Do you feel there is a reason that they should not be able to receive under both species?

Especially considering that the practice has been approved both by the Church, and the prison system?

To answer your question, I can only speak for my parish since I have not attended all of the parishes in my diocese, but yes, unless it is specifically a Children’s Mass (i.e. school Mass), Holy Communion is offered under both species.

In working with the prison ministry, I have learned some valuable lessons.

  1. Good people make bad choices.

  2. Truth be told, there are alot more people on the outside that should be in there than what actually are. They just haven’t been caught yet.

In our prison ministry, we not only offer weekly Mass, but we also offer Bible study, and RCIA.

I have seen major spiritual growth in quite a few individuals, along with numerous conversions. I have in fact been the sponsor/godparent for several individuals.

There are several, who have been released, that still maintain contact with our parish… I have even had several of them to my home for dinner.

I have a little spin on this question. I am an EMC. For to weeks every summer, we have about 130 kids coming to Mass, so I help the priest by distributing the Eucharist along side him. Very often our priests attend daily Mass. As awesome it is to distribute Communion, serving it to a priest is very humbling.

Hmmm. Something doesn’t sound right. I don’t know the rules of concelebrating but isn’t that what should be going on here?

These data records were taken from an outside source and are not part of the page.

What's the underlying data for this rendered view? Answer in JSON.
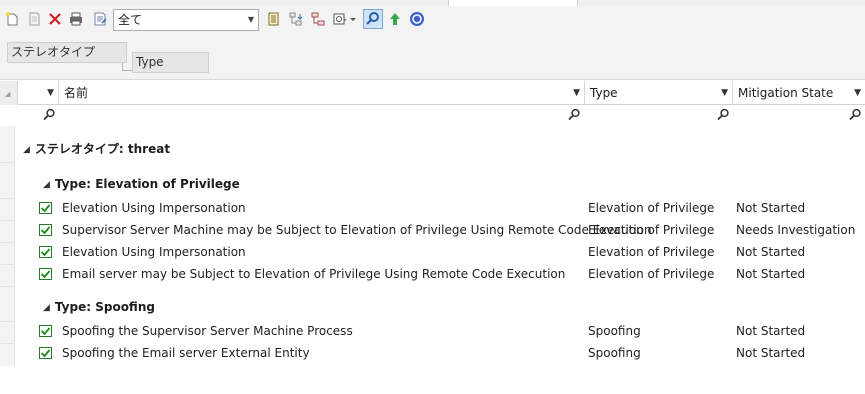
{
  "toolbar": {
    "filter_value": "全て",
    "icons": [
      "new-element-icon",
      "copy-icon",
      "delete-icon",
      "print-icon",
      "properties-icon",
      "column-settings-icon",
      "sort-tree-icon",
      "hierarchy-icon",
      "options-icon",
      "search-icon",
      "up-arrow-icon",
      "help-icon"
    ]
  },
  "groupbar": {
    "chip1": "ステレオタイプ",
    "chip2": "Type"
  },
  "columns": {
    "name": "名前",
    "type": "Type",
    "mitigation": "Mitigation State"
  },
  "groups": {
    "stereotype_label": "ステレオタイプ: threat",
    "elevation_label": "Type: Elevation of Privilege",
    "spoofing_label": "Type: Spoofing"
  },
  "rows_elevation": [
    {
      "name": "Elevation Using Impersonation",
      "type": "Elevation of Privilege",
      "mitigation": "Not Started"
    },
    {
      "name": "Supervisor Server Machine may be Subject to Elevation of Privilege Using Remote Code Execution",
      "type": "Elevation of Privilege",
      "mitigation": "Needs Investigation"
    },
    {
      "name": "Elevation Using Impersonation",
      "type": "Elevation of Privilege",
      "mitigation": "Not Started"
    },
    {
      "name": "Email server may be Subject to Elevation of Privilege Using Remote Code Execution",
      "type": "Elevation of Privilege",
      "mitigation": "Not Started"
    }
  ],
  "rows_spoofing": [
    {
      "name": "Spoofing the Supervisor Server Machine Process",
      "type": "Spoofing",
      "mitigation": "Not Started"
    },
    {
      "name": "Spoofing the Email server External Entity",
      "type": "Spoofing",
      "mitigation": "Not Started"
    }
  ]
}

I assume this is an OF Mass?

DISCLAIMER: The views and opinions expressed in these forums do not necessarily reflect those of Catholic Answers. For official apologetics resources please visit